■ **DATA UNDER STUDY**
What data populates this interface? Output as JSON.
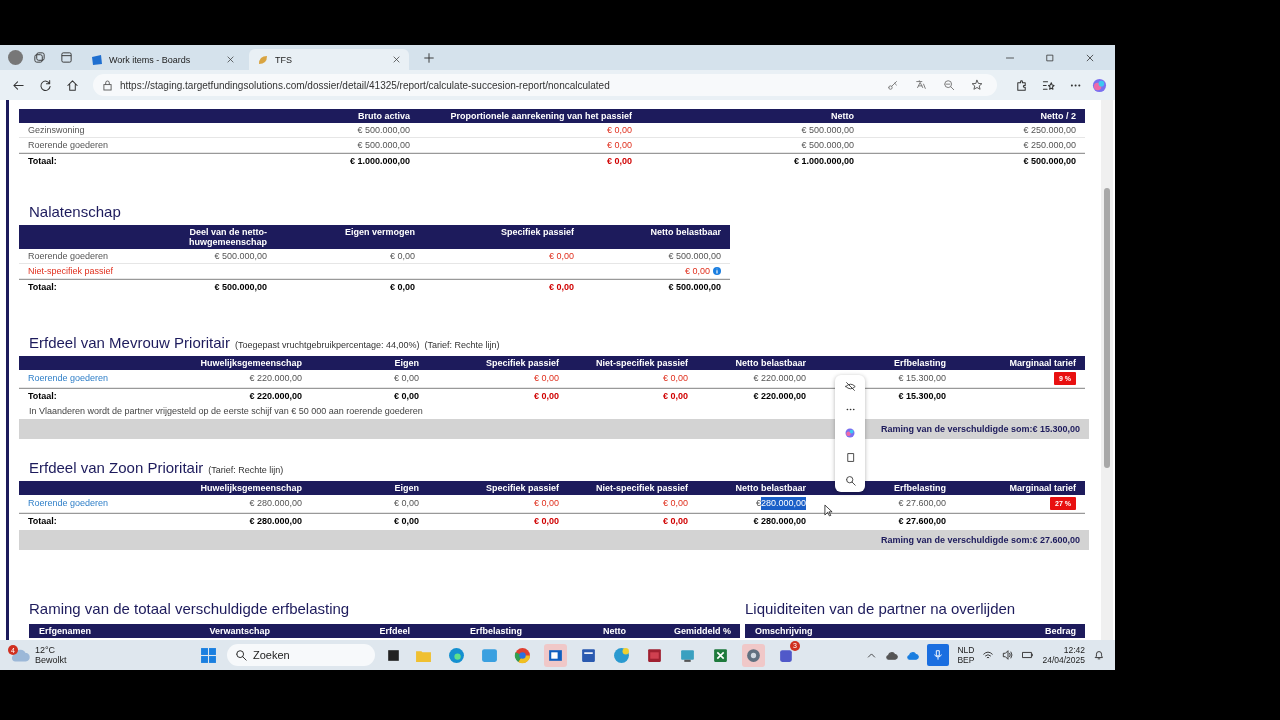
{
  "browser": {
    "tabs": [
      {
        "title": "Work items - Boards",
        "selected": false
      },
      {
        "title": "TFS",
        "selected": true
      }
    ],
    "url": "https://staging.targetfundingsolutions.com/dossier/detail/41325/report/calculate-succesion-report/noncalculated"
  },
  "huwelijksgemeenschap": {
    "columns": [
      {
        "kind": "label"
      },
      {
        "label": "Bruto activa",
        "kind": "amount"
      },
      {
        "label": "Proportionele aanrekening van het passief",
        "kind": "passive"
      },
      {
        "label": "Netto",
        "kind": "amount"
      },
      {
        "label": "Netto / 2",
        "kind": "amount"
      }
    ],
    "rows": [
      {
        "kind": "item",
        "cells": [
          "Gezinswoning",
          "€ 500.000,00",
          "€ 0,00",
          "€ 500.000,00",
          "€ 250.000,00"
        ]
      },
      {
        "kind": "item",
        "cells": [
          "Roerende goederen",
          "€ 500.000,00",
          "€ 0,00",
          "€ 500.000,00",
          "€ 250.000,00"
        ]
      },
      {
        "kind": "total",
        "cells": [
          "Totaal:",
          "€ 1.000.000,00",
          "€ 0,00",
          "€ 1.000.000,00",
          "€ 500.000,00"
        ]
      }
    ]
  },
  "nalatenschap": {
    "title": "Nalatenschap",
    "columns": [
      {
        "kind": "label"
      },
      {
        "label": "Deel van de netto-huwgemeenschap",
        "kind": "amount"
      },
      {
        "label": "Eigen vermogen",
        "kind": "amount"
      },
      {
        "label": "Specifiek passief",
        "kind": "passive"
      },
      {
        "label": "Netto belastbaar",
        "kind": "amount"
      }
    ],
    "rows": [
      {
        "kind": "item",
        "cells": [
          "Roerende goederen",
          "€ 500.000,00",
          "€ 0,00",
          "€ 0,00",
          "€ 500.000,00"
        ]
      },
      {
        "kind": "passive",
        "info": true,
        "cells": [
          "Niet-specifiek passief",
          null,
          null,
          null,
          "€ 0,00"
        ]
      },
      {
        "kind": "total",
        "cells": [
          "Totaal:",
          "€ 500.000,00",
          "€ 0,00",
          "€ 0,00",
          "€ 500.000,00"
        ]
      }
    ]
  },
  "erfdelen": [
    {
      "title": "Erfdeel van Mevrouw Prioritair",
      "notes": [
        "(Toegepast vruchtgebruikpercentage: 44,00%)",
        "(Tarief: Rechte lijn)"
      ],
      "columns": [
        {
          "kind": "label"
        },
        {
          "label": "Huwelijksgemeenschap",
          "kind": "amount"
        },
        {
          "label": "Eigen",
          "kind": "amount"
        },
        {
          "label": "Specifiek passief",
          "kind": "passive"
        },
        {
          "label": "Niet-specifiek passief",
          "kind": "passive"
        },
        {
          "label": "Netto belastbaar",
          "kind": "amount"
        },
        {
          "label": "Erfbelasting",
          "kind": "amount"
        },
        {
          "label": "Marginaal tarief",
          "kind": "badge"
        }
      ],
      "rows": [
        {
          "kind": "link",
          "cells": [
            "Roerende goederen",
            "€ 220.000,00",
            "€ 0,00",
            "€ 0,00",
            "€ 0,00",
            "€ 220.000,00",
            "€ 15.300,00",
            "9 %"
          ]
        },
        {
          "kind": "total",
          "cells": [
            "Totaal:",
            "€ 220.000,00",
            "€ 0,00",
            "€ 0,00",
            "€ 0,00",
            "€ 220.000,00",
            "€ 15.300,00",
            null
          ]
        }
      ],
      "footnote": "In Vlaanderen wordt de partner vrijgesteld op de eerste schijf van € 50 000 aan roerende goederen",
      "summary": "Raming van de verschuldigde som:€ 15.300,00"
    },
    {
      "title": "Erfdeel van Zoon Prioritair",
      "notes": [
        "(Tarief: Rechte lijn)"
      ],
      "columns": [
        {
          "kind": "label"
        },
        {
          "label": "Huwelijksgemeenschap",
          "kind": "amount"
        },
        {
          "label": "Eigen",
          "kind": "amount"
        },
        {
          "label": "Specifiek passief",
          "kind": "passive"
        },
        {
          "label": "Niet-specifiek passief",
          "kind": "passive"
        },
        {
          "label": "Netto belastbaar",
          "kind": "amount"
        },
        {
          "label": "Erfbelasting",
          "kind": "amount"
        },
        {
          "label": "Marginaal tarief",
          "kind": "badge"
        }
      ],
      "rows": [
        {
          "kind": "link",
          "cells": [
            "Roerende goederen",
            "€ 280.000,00",
            "€ 0,00",
            "€ 0,00",
            "€ 0,00",
            {
              "text": "€",
              "highlight": "280.000,00"
            },
            "€ 27.600,00",
            "27 %"
          ]
        },
        {
          "kind": "total",
          "cells": [
            "Totaal:",
            "€ 280.000,00",
            "€ 0,00",
            "€ 0,00",
            "€ 0,00",
            "€ 280.000,00",
            "€ 27.600,00",
            null
          ]
        }
      ],
      "summary": "Raming van de verschuldigde som:€ 27.600,00"
    }
  ],
  "totaal": {
    "title": "Raming van de totaal verschuldigde erfbelasting",
    "columns": [
      "Erfgenamen",
      "Verwantschap",
      "Erfdeel",
      "Erfbelasting",
      "Netto",
      "Gemiddeld %"
    ]
  },
  "liquiditeiten": {
    "title": "Liquiditeiten van de partner na overlijden",
    "columns": [
      "Omschrijving",
      "Bedrag"
    ]
  },
  "taskbar": {
    "weather": {
      "badge": "4",
      "temperature": "12°C",
      "condition": "Bewolkt"
    },
    "search": {
      "placeholder": "Zoeken"
    },
    "teams_badge": "3",
    "language": "NLD",
    "layout": "BEP",
    "time": "12:42",
    "date": "24/04/2025"
  }
}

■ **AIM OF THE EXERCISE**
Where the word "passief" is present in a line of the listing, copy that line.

■ **THE ANSWER**
        "label": "Proportionele aanrekening van het passief",
        "label": "Specifiek passief",
          "Niet-specifiek passief",
          "label": "Specifiek passief",
          "label": "Niet-specifiek passief",
          "label": "Specifiek passief",
          "label": "Niet-specifiek passief",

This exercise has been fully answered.